It’s possible, in Game 36 of 56, the player who has been among the best for the Golden Knights this season had a little something to prove.
Hasn’t been the greatest of times for goaltender Marc-Andre Fleury of late.
He was good enough Saturday night. His team wasn’t.
Minnesota continues to be a puzzle the Knights struggle solving, the latest Wild win by a 2-1 final before 3,950 at T-Mobile Arena.
If this were an NCAA Tournament game, Minnesota would be one of those 12 seeds that gives a 5 all sorts of matchup problems. But that’s nothing new. When haven’t the Wild done that to the Golden Knights in this series?
Same goes for Fleury. He’s now 6-13 all-time versus Minnesota with a goal-against average above 3. His save percentage against the Wild coming in was .892.
But he stopped 25-of-27 shots Saturday, with one Minnesota goal coming via the power play and a second in close after Fleury made the initial save.
Decision to make
“I thought the story of tonight was that their two goals traveled a combined probably 8-12 inches,” said Knights coach Pete DeBoer. “They were both right around the crease. (Fleury) was good. He wasn’t the reason we lost. We lost because we didn’t stick the puck past their guy.”
It would have been a preposterous notion a month ago, the idea DeBoer would need the last 20 or so games to determine which goalie to start once the playoffs commenced.
It’s not so crazy now. If things go as they have recently, he absolutely will have a decision to make.

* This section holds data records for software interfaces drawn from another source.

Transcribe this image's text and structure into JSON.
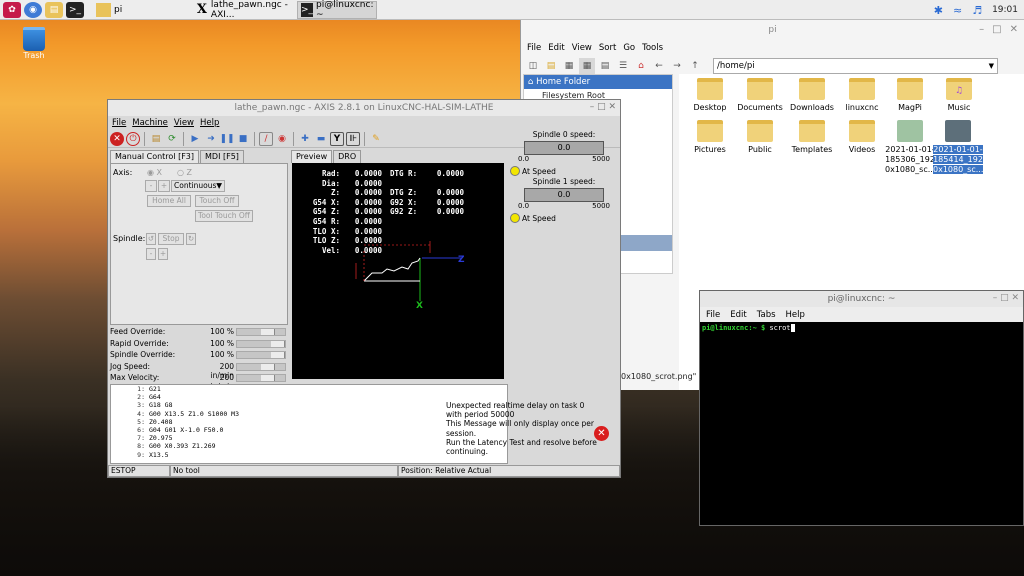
{
  "taskbar": {
    "tasks": [
      {
        "label": "pi",
        "active": false
      },
      {
        "label": "lathe_pawn.ngc - AXI...",
        "active": false
      },
      {
        "label": "pi@linuxcnc: ~",
        "active": true
      }
    ],
    "clock": "19:01"
  },
  "desktop": {
    "trash_label": "Trash"
  },
  "file_manager": {
    "title": "pi",
    "menu": [
      "File",
      "Edit",
      "View",
      "Sort",
      "Go",
      "Tools"
    ],
    "path": "/home/pi",
    "sidebar": {
      "selected": "Home Folder",
      "next": "Filesystem Root"
    },
    "items": [
      {
        "label": "Desktop",
        "icon": "desktop-folder-icon"
      },
      {
        "label": "Documents",
        "icon": "documents-folder-icon"
      },
      {
        "label": "Downloads",
        "icon": "downloads-folder-icon"
      },
      {
        "label": "linuxcnc",
        "icon": "folder-icon"
      },
      {
        "label": "MagPi",
        "icon": "folder-icon"
      },
      {
        "label": "Music",
        "icon": "music-folder-icon"
      },
      {
        "label": "Pictures",
        "icon": "pictures-folder-icon"
      },
      {
        "label": "Public",
        "icon": "public-folder-icon"
      },
      {
        "label": "Templates",
        "icon": "templates-folder-icon"
      },
      {
        "label": "Videos",
        "icon": "videos-folder-icon"
      },
      {
        "label": "2021-01-01-185306_1920x1080_sc...",
        "line1": "2021-01-01-",
        "line2": "185306_192",
        "line3": "0x1080_sc...",
        "icon": "image-file-icon"
      },
      {
        "label": "2021-01-01-185414_1920x1080_sc...",
        "line1": "2021-01-01-",
        "line2": "185414_192",
        "line3": "0x1080_sc...",
        "icon": "image-file-icon",
        "selected": true
      }
    ],
    "status_partial": "0x1080_scrot.png\" (1"
  },
  "terminal": {
    "title": "pi@linuxcnc: ~",
    "menu": [
      "File",
      "Edit",
      "Tabs",
      "Help"
    ],
    "prompt": "pi@linuxcnc:~ $",
    "command": "scrot"
  },
  "axis": {
    "title": "lathe_pawn.ngc - AXIS 2.8.1 on LinuxCNC-HAL-SIM-LATHE",
    "menu": [
      "File",
      "Machine",
      "View",
      "Help"
    ],
    "tabs_left": [
      "Manual Control [F3]",
      "MDI [F5]"
    ],
    "tabs_preview": [
      "Preview",
      "DRO"
    ],
    "manual": {
      "axis_label": "Axis:",
      "axis_x": "X",
      "axis_z": "Z",
      "minus": "-",
      "plus": "+",
      "jog_mode": "Continuous",
      "home_all": "Home All",
      "touch_off": "Touch Off",
      "tool_touch_off": "Tool Touch Off",
      "spindle_label": "Spindle:",
      "stop": "Stop"
    },
    "overrides": [
      {
        "label": "Feed Override:",
        "value": "100 %",
        "level": 0.7
      },
      {
        "label": "Rapid Override:",
        "value": "100 %",
        "level": 1.0
      },
      {
        "label": "Spindle Override:",
        "value": "100 %",
        "level": 1.0
      },
      {
        "label": "Jog Speed:",
        "value": "200 in/min",
        "level": 0.7
      },
      {
        "label": "Max Velocity:",
        "value": "200 in/min",
        "level": 0.7
      }
    ],
    "dro": [
      {
        "l": "Rad:",
        "v": "0.0000",
        "l2": "DTG R:",
        "v2": "0.0000"
      },
      {
        "l": "Dia:",
        "v": "0.0000",
        "l2": "",
        "v2": ""
      },
      {
        "l": "Z:",
        "v": "0.0000",
        "l2": "DTG Z:",
        "v2": "0.0000"
      },
      {
        "l": "G54 X:",
        "v": "0.0000",
        "l2": "G92 X:",
        "v2": "0.0000"
      },
      {
        "l": "G54 Z:",
        "v": "0.0000",
        "l2": "G92 Z:",
        "v2": "0.0000"
      },
      {
        "l": "G54 R:",
        "v": "0.0000",
        "l2": "",
        "v2": ""
      },
      {
        "l": "TLO X:",
        "v": "0.0000",
        "l2": "",
        "v2": ""
      },
      {
        "l": "TLO Z:",
        "v": "0.0000",
        "l2": "",
        "v2": ""
      },
      {
        "l": "Vel:",
        "v": "0.0000",
        "l2": "",
        "v2": ""
      }
    ],
    "preview_axes": {
      "x": "X",
      "z": "Z"
    },
    "spindle0": {
      "label": "Spindle 0 speed:",
      "value": "0.0",
      "min": "0.0",
      "max": "5000",
      "at_speed": "At Speed"
    },
    "spindle1": {
      "label": "Spindle 1 speed:",
      "value": "0.0",
      "min": "0.0",
      "max": "5000",
      "at_speed": "At Speed"
    },
    "gcode": [
      {
        "n": "1:",
        "t": "G21"
      },
      {
        "n": "2:",
        "t": "G64"
      },
      {
        "n": "3:",
        "t": "G18 G8"
      },
      {
        "n": "4:",
        "t": "G00 X13.5 Z1.0 S1000 M3"
      },
      {
        "n": "5:",
        "t": "Z0.408"
      },
      {
        "n": "6:",
        "t": "G04 G01 X-1.0 F50.0"
      },
      {
        "n": "7:",
        "t": "Z0.975"
      },
      {
        "n": "8:",
        "t": "G00 X0.393 Z1.269"
      },
      {
        "n": "9:",
        "t": "X13.5"
      }
    ],
    "message": "Unexpected realtime delay on task 0 with period 50000\nThis Message will only display once per session.\nRun the Latency Test and resolve before continuing.",
    "status": {
      "state": "ESTOP",
      "tool": "No tool",
      "position": "Position: Relative Actual"
    }
  }
}
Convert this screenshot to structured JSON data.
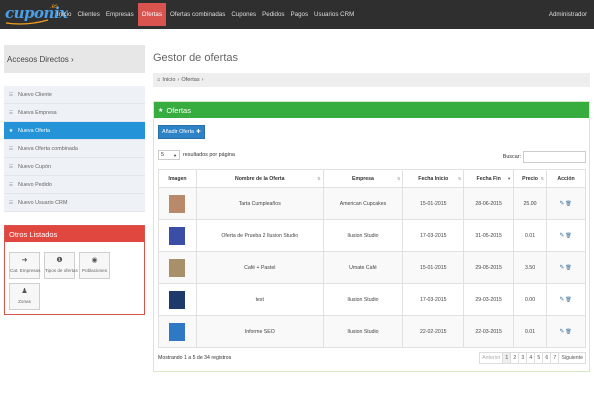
{
  "brand": {
    "name": "cuponix",
    "sup": ".es"
  },
  "nav": {
    "items": [
      "Inicio",
      "Clientes",
      "Empresas",
      "Ofertas",
      "Ofertas combinadas",
      "Cupones",
      "Pedidos",
      "Pagos",
      "Usuarios CRM"
    ],
    "active": "Ofertas",
    "user": "Administrador"
  },
  "sidebar": {
    "heading": "Accesos Directos ›",
    "items": [
      {
        "label": "Nuevo Cliente",
        "icon": "list-icon"
      },
      {
        "label": "Nueva Empresa",
        "icon": "list-icon"
      },
      {
        "label": "Nueva Oferta",
        "icon": "star-icon",
        "active": true
      },
      {
        "label": "Nueva Oferta combinada",
        "icon": "list-icon"
      },
      {
        "label": "Nuevo Cupón",
        "icon": "list-icon"
      },
      {
        "label": "Nuevo Pedido",
        "icon": "list-icon"
      },
      {
        "label": "Nuevo Usuario CRM",
        "icon": "list-icon"
      }
    ]
  },
  "otros": {
    "heading": "Otros Listados",
    "tiles": [
      {
        "label": "Cat. Empresas",
        "icon": "arrow-right-icon",
        "glyph": "➜"
      },
      {
        "label": "Tipos de ofertas",
        "icon": "info-icon",
        "glyph": "❶"
      },
      {
        "label": "Poblaciones",
        "icon": "location-icon",
        "glyph": "◉"
      },
      {
        "label": "Zonas",
        "icon": "pin-icon",
        "glyph": "♟"
      }
    ]
  },
  "main": {
    "title": "Gestor de ofertas",
    "breadcrumb": [
      "Inicio",
      "Ofertas"
    ]
  },
  "panel": {
    "title": "Ofertas",
    "add_button": "Añadir Oferta",
    "length_value": "5",
    "length_suffix": "resultados por página",
    "search_label": "Buscar:",
    "search_value": "",
    "columns": [
      "Imagen",
      "Nombre de la Oferta",
      "Empresa",
      "Fecha Inicio",
      "Fecha Fin",
      "Precio",
      "Acción"
    ],
    "rows": [
      {
        "nombre": "Tarta Cumpleaños",
        "empresa": "American Cupcakes",
        "inicio": "15-01-2015",
        "fin": "28-06-2015",
        "precio": "25.00",
        "thumb": "#b98a6a"
      },
      {
        "nombre": "Oferta de Prueba 2 Ilusion Studio",
        "empresa": "Ilusion Studio",
        "inicio": "17-03-2015",
        "fin": "31-05-2015",
        "precio": "0.01",
        "thumb": "#3a4ea8"
      },
      {
        "nombre": "Café + Pastel",
        "empresa": "Umate Café",
        "inicio": "15-01-2015",
        "fin": "29-05-2015",
        "precio": "3.50",
        "thumb": "#a8916a"
      },
      {
        "nombre": "test",
        "empresa": "Ilusion Studio",
        "inicio": "17-03-2015",
        "fin": "29-03-2015",
        "precio": "0.00",
        "thumb": "#1e3a6a"
      },
      {
        "nombre": "Informe SEO",
        "empresa": "Ilusion Studio",
        "inicio": "22-02-2015",
        "fin": "22-03-2015",
        "precio": "0.01",
        "thumb": "#2f78c4"
      }
    ],
    "info": "Mostrando 1 a 5 de 34 registros",
    "pager": {
      "prev": "Anterior",
      "pages": [
        "1",
        "2",
        "3",
        "4",
        "5",
        "6",
        "7"
      ],
      "active": "1",
      "next": "Siguiente"
    }
  },
  "colors": {
    "nav_bg": "#2f2f2f",
    "active_nav": "#d9534f",
    "primary": "#2493d8",
    "panel_head": "#37ad3f",
    "otros_head": "#e0473f"
  }
}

Robin Lehner has been better-than-good since returning from a head injury. He’s 3-0-1, has allowed just six goals and has a 94.1 save percentage. Fleury is now 2-4 in his last six games, having allowed 20 goals with a .887 save percentage.
He needed a game like Saturday just to calm the waters a bit. How both he and Lehner perform as the postseason creeps closer should make for some must-see viewing.
It won’t be as exciting as Gonzaga knocking out UCLA with a banked-in 3-pointer at the buzzer in overtime, but compelling just the same.
The Knights have now lost three straight under DeBoer for the first time and are sputtering at the same time first-place Colorado is rolling. The Avalanche are four points clear of DeBoer’s team, which has a game in hand.
“I wouldn’t say it’s fatigue,” said Knights defenseman Shea Theodore. “I thought we played well but kind of just let off the gas. When they scored there (to go ahead 2-1), we got down on the bench. I don’t know. I think we have to fix that. We have to have a little bit more spark to our game and correct that right away.”
Another Walsh tweet?
They also need to correct the power play, which was 0-for-3 Saturday and 0-for-7 in two losses to Minnesota the past three days. The Wild own the league’s worst power play. They scored a goal off it in both games.
Slumps happen, even in a condensed season. The Knights were without regulars Ryan Reaves, Zach Whitecloud, Chandler Stephenson and Nic Hague. A few are hurt, one is suspended and Hague can’t step on the ice nowadays without committing a penalty.
But amidst all that, Fleury had a solid enough effort. He was better than he has been the last handful of games.
Teams are amping themselves up for the playoffs. Coaches are zeroing in on the best lineups. When it comes to the Golden Knights, who emerges as the best option at goalie is still in play. Very much so.
And if things don’t go Fleury’s way, we might at least get another foolish tweet from his agent.
Allan Walsh rarely disappoints for such weirdness.
Ed Graney is a Sigma Delta Chi Award winner for sports column writing and can be reached at firstname.lastname@example.org or 702-383-4618. He can be heard on “The Press Box,” ESPN Radio 100.9 FM and 1100 AM, from 7 a.m. to 10 a.m. Monday through Friday. Follow @edgraney on Twitter.